• Records for processing
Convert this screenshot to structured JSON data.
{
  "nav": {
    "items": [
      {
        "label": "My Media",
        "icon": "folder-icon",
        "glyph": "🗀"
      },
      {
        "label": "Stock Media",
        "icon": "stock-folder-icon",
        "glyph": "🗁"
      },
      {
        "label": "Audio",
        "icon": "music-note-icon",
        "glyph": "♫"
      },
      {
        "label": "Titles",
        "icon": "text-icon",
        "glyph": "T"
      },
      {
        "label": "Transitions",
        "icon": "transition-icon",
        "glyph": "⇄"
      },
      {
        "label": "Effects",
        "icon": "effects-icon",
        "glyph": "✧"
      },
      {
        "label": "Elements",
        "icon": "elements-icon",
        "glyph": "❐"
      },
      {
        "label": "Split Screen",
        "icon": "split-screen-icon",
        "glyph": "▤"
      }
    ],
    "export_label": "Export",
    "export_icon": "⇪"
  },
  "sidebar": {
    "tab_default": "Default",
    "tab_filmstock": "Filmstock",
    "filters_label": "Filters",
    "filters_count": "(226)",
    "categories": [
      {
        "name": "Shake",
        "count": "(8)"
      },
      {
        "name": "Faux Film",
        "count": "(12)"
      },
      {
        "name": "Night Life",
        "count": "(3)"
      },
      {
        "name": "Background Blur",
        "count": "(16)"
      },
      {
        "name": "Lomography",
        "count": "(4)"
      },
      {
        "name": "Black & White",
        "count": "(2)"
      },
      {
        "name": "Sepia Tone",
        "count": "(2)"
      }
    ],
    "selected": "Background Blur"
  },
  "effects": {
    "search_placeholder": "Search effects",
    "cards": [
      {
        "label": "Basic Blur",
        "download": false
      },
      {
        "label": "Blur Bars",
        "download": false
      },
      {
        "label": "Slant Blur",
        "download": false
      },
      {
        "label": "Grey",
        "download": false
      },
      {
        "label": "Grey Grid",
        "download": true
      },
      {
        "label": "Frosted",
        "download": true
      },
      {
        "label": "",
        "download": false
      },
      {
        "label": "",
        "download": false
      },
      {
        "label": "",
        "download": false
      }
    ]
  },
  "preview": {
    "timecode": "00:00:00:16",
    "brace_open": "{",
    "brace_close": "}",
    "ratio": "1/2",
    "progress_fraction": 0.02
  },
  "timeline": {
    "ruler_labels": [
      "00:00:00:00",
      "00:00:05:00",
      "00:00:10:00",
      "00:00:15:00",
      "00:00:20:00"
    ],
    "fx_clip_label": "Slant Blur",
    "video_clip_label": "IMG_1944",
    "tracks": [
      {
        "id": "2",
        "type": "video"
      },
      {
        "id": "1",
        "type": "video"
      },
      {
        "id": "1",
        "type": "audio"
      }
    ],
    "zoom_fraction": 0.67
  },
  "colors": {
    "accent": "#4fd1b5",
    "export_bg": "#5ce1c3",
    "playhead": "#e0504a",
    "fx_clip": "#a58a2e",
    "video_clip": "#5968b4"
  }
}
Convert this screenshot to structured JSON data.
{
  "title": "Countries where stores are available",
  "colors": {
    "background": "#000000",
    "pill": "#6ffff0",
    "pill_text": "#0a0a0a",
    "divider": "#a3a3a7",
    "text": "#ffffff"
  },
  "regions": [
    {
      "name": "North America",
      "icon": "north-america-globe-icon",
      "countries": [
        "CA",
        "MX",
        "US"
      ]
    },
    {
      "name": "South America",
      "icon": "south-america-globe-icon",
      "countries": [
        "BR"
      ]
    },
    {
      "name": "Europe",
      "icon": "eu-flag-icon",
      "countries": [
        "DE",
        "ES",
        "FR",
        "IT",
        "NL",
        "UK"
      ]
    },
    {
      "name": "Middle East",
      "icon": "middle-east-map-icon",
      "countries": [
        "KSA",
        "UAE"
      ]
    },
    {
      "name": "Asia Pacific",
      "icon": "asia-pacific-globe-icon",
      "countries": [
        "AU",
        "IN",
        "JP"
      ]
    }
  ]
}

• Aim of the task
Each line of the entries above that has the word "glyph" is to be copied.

• Your solution
        "glyph": "🗀"
        "glyph": "🗁"
        "glyph": "♫"
        "glyph": "T"
        "glyph": "⇄"
        "glyph": "✧"
        "glyph": "❐"
        "glyph": "▤"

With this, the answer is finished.